Veco/Nana was able to keep the material cold by minimizing disturbance of the tundra, which is a natural insulation, and by getting started early last summer, before the annual thaw in Kotzebue. Byairfreighting in a geotextile fabric and laying it over the first several lifts of gravel fill, they were able to maintain cold temperatures until the arrival by barge, later in the summer, of the 4-in. polyurethanefoam boards to be used as permanent insulation in the pad. In addition, the geotextile fabric also served to keep the gravel pad from being contaminated by the organics and silt below.
The pad itself is an average of 2 ft. thick, covering eight acres and requiring 30,000 cu. yd. of material. Veco/Nana laid the gravel right on the tundra, in a technique similar to that used on the North Slope. The gravel had been stockpiled onsite the year before, by the federal government.
Veco/Nana are under strict performance specifications laid down by PHS on temperature levels to be maintained in the pad. The minimum requirements were, byMarch 15, that 22 F be maintained at the 5-ft. depth, 23 F at the 12-ft. depth, and 24 F at the 20-ft. depth. These temperatures were already being maintained several weeks ahead of the contract deadline, Hopkinson said.
'The nature of the job, with various tasks completed over a long duration, allowed us to better evaluate each work task and fine-tune every step.' - Hopkinson
Equipped for the job
He said Veco had first contemplated bringing in all of its own equipment. But to get an early start, which was essential to success of the foundation phase, the company decided to lease equipment – a Caterpillar D-8, John Deere JD-850 and three 12-yard Mack trucks - from a local contractor. Fifteen people were on the job in the pad construction phase, which lasted six weeks. Most were hired locally, recruited through Nana, the regional native corporation for northwest Alaska.
In the piling phase of the job, Veco/Nana had a crew of 20 on the job, and used Wayne Drake General Contractor, a local firm, to subcontract the pile setting and slurry placement. The subcontractor made use of a mid-1940s-era, 30-ton cable crane, 966 and 935 Caterpillar loaders, two 12 yard Mack trucks and skid-mounted batch equipment. Like all government jobs, Veco/Nana paid wages on the federal Davis-Bacon scale, which typically allows contractors to attract the best local workers, Hopkinson said.
An arctic edge
Veco's real competitive advantage on the job, which allowed it to underbid competitors by some $400,000,was its use of a large Watson 3000 truck-mounted drill rig, barged in from the North Slope.
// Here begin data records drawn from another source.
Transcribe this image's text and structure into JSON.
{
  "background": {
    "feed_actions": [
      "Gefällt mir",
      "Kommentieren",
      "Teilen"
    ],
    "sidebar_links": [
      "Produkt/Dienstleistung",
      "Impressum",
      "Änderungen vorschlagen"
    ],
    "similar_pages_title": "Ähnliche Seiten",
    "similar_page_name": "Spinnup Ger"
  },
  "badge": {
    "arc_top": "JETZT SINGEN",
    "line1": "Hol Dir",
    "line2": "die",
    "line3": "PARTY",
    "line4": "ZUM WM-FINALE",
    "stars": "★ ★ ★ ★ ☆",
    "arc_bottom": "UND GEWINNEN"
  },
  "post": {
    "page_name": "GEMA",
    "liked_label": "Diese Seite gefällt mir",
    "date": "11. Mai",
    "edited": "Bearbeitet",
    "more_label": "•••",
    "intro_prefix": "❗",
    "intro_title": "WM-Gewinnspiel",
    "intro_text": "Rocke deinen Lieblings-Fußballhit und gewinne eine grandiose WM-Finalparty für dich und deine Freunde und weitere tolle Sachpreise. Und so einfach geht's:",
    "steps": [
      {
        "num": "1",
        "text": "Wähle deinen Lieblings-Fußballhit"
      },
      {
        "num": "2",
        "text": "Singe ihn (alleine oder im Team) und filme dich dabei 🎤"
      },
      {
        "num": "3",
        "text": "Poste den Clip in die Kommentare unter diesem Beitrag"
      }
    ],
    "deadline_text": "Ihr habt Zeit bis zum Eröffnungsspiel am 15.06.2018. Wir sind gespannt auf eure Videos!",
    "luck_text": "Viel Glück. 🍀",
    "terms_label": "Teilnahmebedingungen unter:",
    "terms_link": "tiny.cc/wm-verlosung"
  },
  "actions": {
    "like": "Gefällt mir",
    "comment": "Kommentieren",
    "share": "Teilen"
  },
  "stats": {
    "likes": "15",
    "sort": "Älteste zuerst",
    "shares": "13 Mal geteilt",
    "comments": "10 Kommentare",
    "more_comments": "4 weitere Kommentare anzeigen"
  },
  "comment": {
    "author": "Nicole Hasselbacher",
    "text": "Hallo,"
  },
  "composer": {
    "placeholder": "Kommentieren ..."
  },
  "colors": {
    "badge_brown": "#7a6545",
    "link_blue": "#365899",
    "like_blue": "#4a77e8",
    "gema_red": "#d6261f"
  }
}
This unit was able to drill the 30-in.-by27-ft.-deep hole and simultaneously remove the drilling spoil with high volume, low-pressure air flow. This was much faster than the conventional flighted auger-drilling method other companies would have used, which would have been slower, increasing equipment and labor costs.
Veco/Nana was happy about the way the job turned out. "The nature of the job, with various tasks completed over a long duration, allowed us to better evaluate each work task and fine-tune every step. "Because of this, we were able to really get smart and make some good decisions," said Hopkinson.
Veco's main business is oilfield services, with operations on the North Slope, the Cook Inlet region in southern Alaska, southern California and in other continental U.S., oil-producing regions. The company started doing Arctic construction in other parts of Alaska as a sideline to its North Slope oil construction work, in which the company has considerable expertise.
Hoffman Construction will start work in early May on the $35 million structural phase of the project. Apartf rom the piling, the building involves fairly conventional construction, with a structural steel frame and insulated wall panels. There will be one main floor with a second level for utilities. The project will last some 23 to 24 months, and will involve a workforce of 50 to 60 at the peak.
Text by Tim Bradner
Photos courtesy of Veco Inc.